Four new classes, including AP English Language, will be implemented at the start of the 2018-19 school year to provide students with more options for weighted honors and Advanced Placement (AP) courses.
According to Principal Kim Diorio, three additional classes — Human Anatomy and Physiology, AP Research, and Business Management and Leadership Honors — will also be added to the course catalog. Additionally, the administration is exploring ways to credit visual and performing arts classes with weighted grades.
While the English Department is still discussing the details of the AP English Language course, Assistant Principal Adam Paulson confirms the class will officially launch next school year.
“AP English Language came about for the equity and access, and trying to get more kids into AP English classes,” Diorio said. “One of our school goals is to get more of our underserved kids in our honors and AP courses. AP English Literature is really for a certain type of student, and I think AP English Language will have a broader appeal.”
While the existing AP English Literature and World Literature classes involve an exceptional amount of reading and analyzing, AP English Language will focus on the writing and rhetoric involved in nonfiction texts and graphic images. Students will mainly practice argumentative essays to develop their own writing style, according to the course description from the College Board.
The course will most likely be offered to juniors and seniors as a weighted class.
However, there is still debate over whether adding the course will discourage students from enrolling in unweighted English electives; solutions to this ongoing problem include crediting English electives as honors classes or possibly even converting American Literature Honors to an unweighted elective.
The thought behind these options is to incentivise students to take courses for the content rather than the effects the final grade may have on students’ GPA.
“I think [AP English Language] might be a helpful class if it’s focused on writing because that might help [with] our college essays,” said sophomore Alana Abeyta. “Also, since it helps your GPA, people might want to take it for that reason.”
“I think we definitely hear that there’s a desire for more APs, and yet at the same time, as teachers, we’re all struggling with [the fact that] if we add APs it will just increase the competitiveness.”
The introduction of a new AP Capstone Designation feature on students’ college applications allows for students to receive acknowledgement by indicating that they have taken AP Seminar, AP Research and four additional AP courses.
This opens up the possibility of sophomores registering for AP courses, such as AP Music Theory and AP Computer Science.
Moreover, AP Computer Science Principles may be offered as an option for freshmen or sophomores who have an early interest in computer science.
The decision to incorporate these new courses into Paly’s curriculum is controversial, however because freshmen and most sophomores are currently discouraged from enrolling in AP classes.

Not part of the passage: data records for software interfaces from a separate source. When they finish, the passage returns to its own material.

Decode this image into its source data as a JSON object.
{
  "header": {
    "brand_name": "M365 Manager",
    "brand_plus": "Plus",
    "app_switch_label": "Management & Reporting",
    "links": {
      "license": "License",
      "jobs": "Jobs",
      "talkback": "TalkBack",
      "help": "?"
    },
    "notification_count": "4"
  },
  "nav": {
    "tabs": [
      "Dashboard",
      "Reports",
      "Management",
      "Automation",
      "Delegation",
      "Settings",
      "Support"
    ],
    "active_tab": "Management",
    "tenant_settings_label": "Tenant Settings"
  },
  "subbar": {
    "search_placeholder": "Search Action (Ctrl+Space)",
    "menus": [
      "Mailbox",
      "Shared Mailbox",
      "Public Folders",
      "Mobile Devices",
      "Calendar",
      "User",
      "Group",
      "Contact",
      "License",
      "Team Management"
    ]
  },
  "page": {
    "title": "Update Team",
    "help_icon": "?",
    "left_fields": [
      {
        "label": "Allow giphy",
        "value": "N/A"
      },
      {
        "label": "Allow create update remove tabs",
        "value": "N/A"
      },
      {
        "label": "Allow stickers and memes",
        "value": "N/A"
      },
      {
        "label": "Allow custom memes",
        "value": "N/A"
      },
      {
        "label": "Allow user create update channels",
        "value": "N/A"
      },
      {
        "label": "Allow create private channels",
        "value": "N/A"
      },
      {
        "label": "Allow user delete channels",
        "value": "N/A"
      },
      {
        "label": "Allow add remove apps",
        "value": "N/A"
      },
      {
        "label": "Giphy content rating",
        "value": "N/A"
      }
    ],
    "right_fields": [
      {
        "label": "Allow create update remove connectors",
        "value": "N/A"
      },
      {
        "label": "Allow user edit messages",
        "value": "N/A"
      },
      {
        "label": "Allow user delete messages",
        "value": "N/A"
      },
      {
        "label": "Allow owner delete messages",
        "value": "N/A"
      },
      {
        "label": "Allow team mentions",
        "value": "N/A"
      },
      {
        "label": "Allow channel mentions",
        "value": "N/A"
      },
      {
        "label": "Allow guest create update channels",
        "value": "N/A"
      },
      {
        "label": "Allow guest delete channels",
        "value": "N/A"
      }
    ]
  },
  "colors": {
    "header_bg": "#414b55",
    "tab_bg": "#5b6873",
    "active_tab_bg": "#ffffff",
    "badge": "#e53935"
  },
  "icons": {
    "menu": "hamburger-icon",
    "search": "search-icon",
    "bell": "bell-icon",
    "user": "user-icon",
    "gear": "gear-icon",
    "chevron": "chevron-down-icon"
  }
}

“I definitely would have taken more APs if I could have but I feel like if they start making them available to sophomores now then that may be an unfair advantage.”

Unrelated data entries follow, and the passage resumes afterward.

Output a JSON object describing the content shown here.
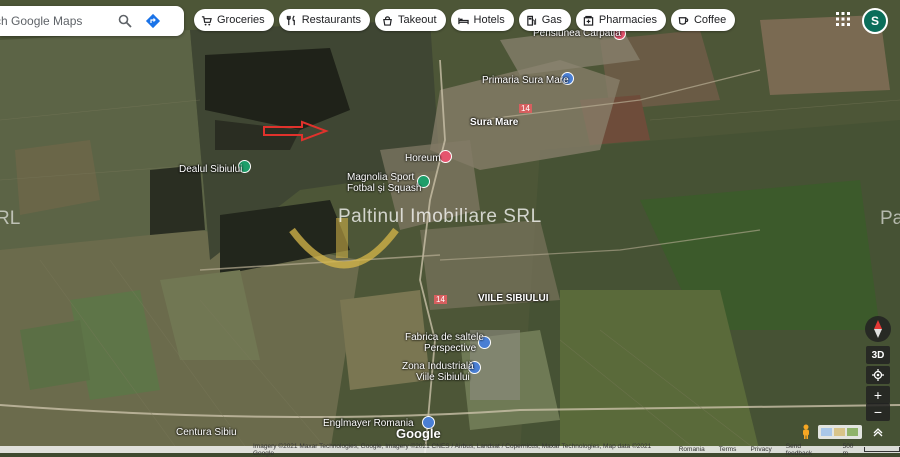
{
  "search": {
    "placeholder": "ch Google Maps"
  },
  "chips": [
    {
      "label": "Groceries",
      "icon": "cart-icon"
    },
    {
      "label": "Restaurants",
      "icon": "fork-knife-icon"
    },
    {
      "label": "Takeout",
      "icon": "takeout-icon"
    },
    {
      "label": "Hotels",
      "icon": "bed-icon"
    },
    {
      "label": "Gas",
      "icon": "gas-pump-icon"
    },
    {
      "label": "Pharmacies",
      "icon": "pharmacy-icon"
    },
    {
      "label": "Coffee",
      "icon": "coffee-icon"
    }
  ],
  "account": {
    "initial": "S"
  },
  "places": {
    "pensiunea": "Pensiunea Carpatia",
    "primaria": "Primaria Sura Mare",
    "sura_mare": "Sura Mare",
    "horeum": "Horeum",
    "magnolia1": "Magnolia Sport",
    "magnolia2": "Fotbal și Squash",
    "dealul": "Dealul Sibiului",
    "viile": "VIILE SIBIULUI",
    "fabrica1": "Fabrica de saltele",
    "fabrica2": "Perspective",
    "zona1": "Zona Industrială",
    "zona2": "Viile Sibiului",
    "englmayer": "Englmayer Romania",
    "centura": "Centura Sibiu",
    "road14a": "14",
    "road14b": "14"
  },
  "watermark": {
    "text": "Paltinul Imobiliare SRL",
    "right": "Pa",
    "left": "RL"
  },
  "controls": {
    "compass": "compass-icon",
    "view3d": "3D",
    "zoom_in": "+",
    "zoom_out": "−",
    "locate": "locate-icon"
  },
  "brand": "Google",
  "footer": {
    "imagery": "Imagery ©2021 Maxar Technologies, Google, Imagery ©2021 CNES / Airbus, Landsat / Copernicus, Maxar Technologies, Map data ©2021 Google",
    "country": "Romania",
    "terms": "Terms",
    "privacy": "Privacy",
    "feedback": "Send feedback",
    "scale": "500 m"
  },
  "colors": {
    "pin_red": "#e5546e",
    "pin_green": "#1e9e6a",
    "pin_blue": "#4a7fd4",
    "arrow": "#e0322c",
    "accent": "#1a73e8"
  }
}
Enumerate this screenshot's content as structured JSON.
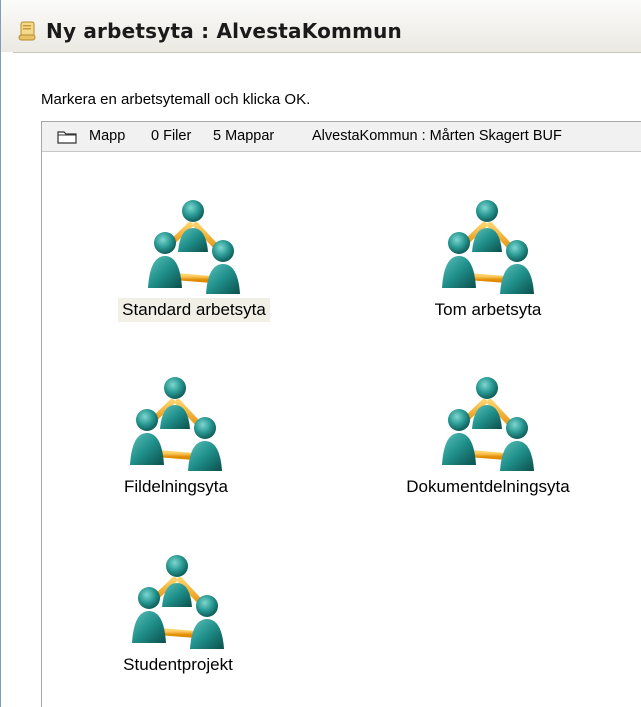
{
  "window": {
    "title": "Ny arbetsyta : AlvestaKommun",
    "icon": "scroll-icon"
  },
  "instruction": "Markera en arbetsytemall och klicka OK.",
  "pathbar": {
    "folder_icon": "folder-icon",
    "type_label": "Mapp",
    "files": "0 Filer",
    "folders": "5 Mappar",
    "location": "AlvestaKommun : Mårten Skagert BUF"
  },
  "templates": [
    {
      "label": "Standard arbetsyta",
      "icon": "workspace-group-icon",
      "selected": true
    },
    {
      "label": "Tom arbetsyta",
      "icon": "workspace-group-icon",
      "selected": false
    },
    {
      "label": "Fildelningsyta",
      "icon": "workspace-group-icon",
      "selected": false
    },
    {
      "label": "Dokumentdelningsyta",
      "icon": "workspace-group-icon",
      "selected": false
    },
    {
      "label": "Studentprojekt",
      "icon": "workspace-group-icon",
      "selected": false
    }
  ],
  "colors": {
    "person_teal": "#1f8f8a",
    "link_orange": "#f0a21c",
    "selection_bg": "#f1efe6"
  }
}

According to Diorio, next steps include communicating with Gunn High School in order to produce equitable courses and opportunities.
“One of the things we’re trying to do with Gunn is trying to make our programs a little more similar, so it’s not so different depending on which high school you go to,” Diorio said. “My vision would be that two or three years from now, we would actually have one course catalog for both high schools.”